─── Supplied material ───

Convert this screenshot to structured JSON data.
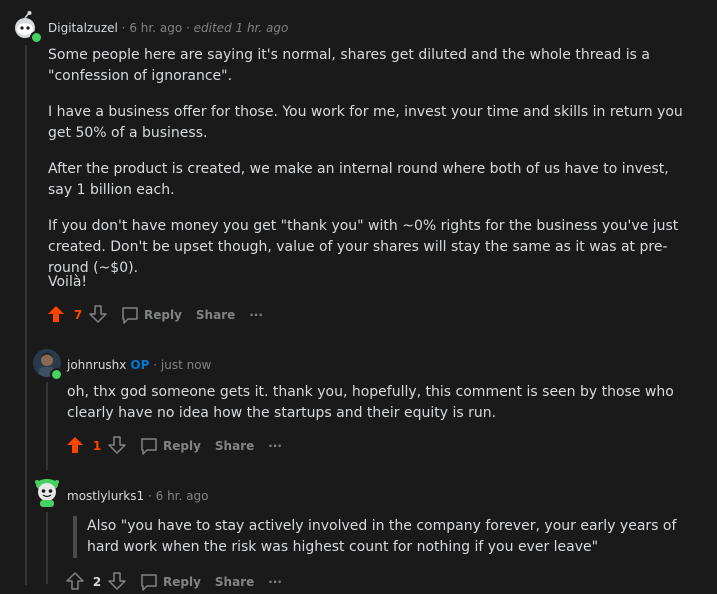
{
  "comments": [
    {
      "username": "Digitalzuzel",
      "time": "6 hr. ago",
      "edited": "edited 1 hr. ago",
      "paragraphs": [
        "Some people here are saying it's normal, shares get diluted and the whole thread is a \"confession of ignorance\".",
        "I have a business offer for those. You work for me, invest your time and skills in return you get 50% of a business.",
        "After the product is created, we make an internal round where both of us have to invest, say 1 billion each.",
        "If you don't have money you get \"thank you\" with ~0% rights for the business you've just created. Don't be upset though, value of your shares will stay the same as it was at pre-round (~$0).",
        "Voilà!"
      ],
      "score": "7",
      "reply_label": "Reply",
      "share_label": "Share",
      "more_label": "···"
    },
    {
      "username": "johnrushx",
      "op_badge": "OP",
      "time": "just now",
      "paragraphs": [
        "oh, thx god someone gets it. thank you, hopefully, this comment is seen by those who clearly have no idea how the startups and their equity is run."
      ],
      "score": "1",
      "reply_label": "Reply",
      "share_label": "Share",
      "more_label": "···"
    },
    {
      "username": "mostlylurks1",
      "time": "6 hr. ago",
      "quote": "Also \"you have to stay actively involved in the company forever, your early years of hard work when the risk was highest count for nothing if you ever leave\"",
      "score": "2",
      "reply_label": "Reply",
      "share_label": "Share",
      "more_label": "···"
    }
  ],
  "separator": "·",
  "colors": {
    "background": "#1a1a1b",
    "upvote_active": "#ff4500",
    "op_badge": "#0079d3",
    "online": "#46d160"
  }
}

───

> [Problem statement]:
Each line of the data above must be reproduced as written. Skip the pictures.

> [The completed task]:
Convert this screenshot to structured JSON data.
{
  "comments": [
    {
      "username": "Digitalzuzel",
      "time": "6 hr. ago",
      "edited": "edited 1 hr. ago",
      "paragraphs": [
        "Some people here are saying it's normal, shares get diluted and the whole thread is a \"confession of ignorance\".",
        "I have a business offer for those. You work for me, invest your time and skills in return you get 50% of a business.",
        "After the product is created, we make an internal round where both of us have to invest, say 1 billion each.",
        "If you don't have money you get \"thank you\" with ~0% rights for the business you've just created. Don't be upset though, value of your shares will stay the same as it was at pre-round (~$0).",
        "Voilà!"
      ],
      "score": "7",
      "reply_label": "Reply",
      "share_label": "Share",
      "more_label": "···"
    },
    {
      "username": "johnrushx",
      "op_badge": "OP",
      "time": "just now",
      "paragraphs": [
        "oh, thx god someone gets it. thank you, hopefully, this comment is seen by those who clearly have no idea how the startups and their equity is run."
      ],
      "score": "1",
      "reply_label": "Reply",
      "share_label": "Share",
      "more_label": "···"
    },
    {
      "username": "mostlylurks1",
      "time": "6 hr. ago",
      "quote": "Also \"you have to stay actively involved in the company forever, your early years of hard work when the risk was highest count for nothing if you ever leave\"",
      "score": "2",
      "reply_label": "Reply",
      "share_label": "Share",
      "more_label": "···"
    }
  ],
  "separator": "·",
  "colors": {
    "background": "#1a1a1b",
    "upvote_active": "#ff4500",
    "op_badge": "#0079d3",
    "online": "#46d160"
  }
}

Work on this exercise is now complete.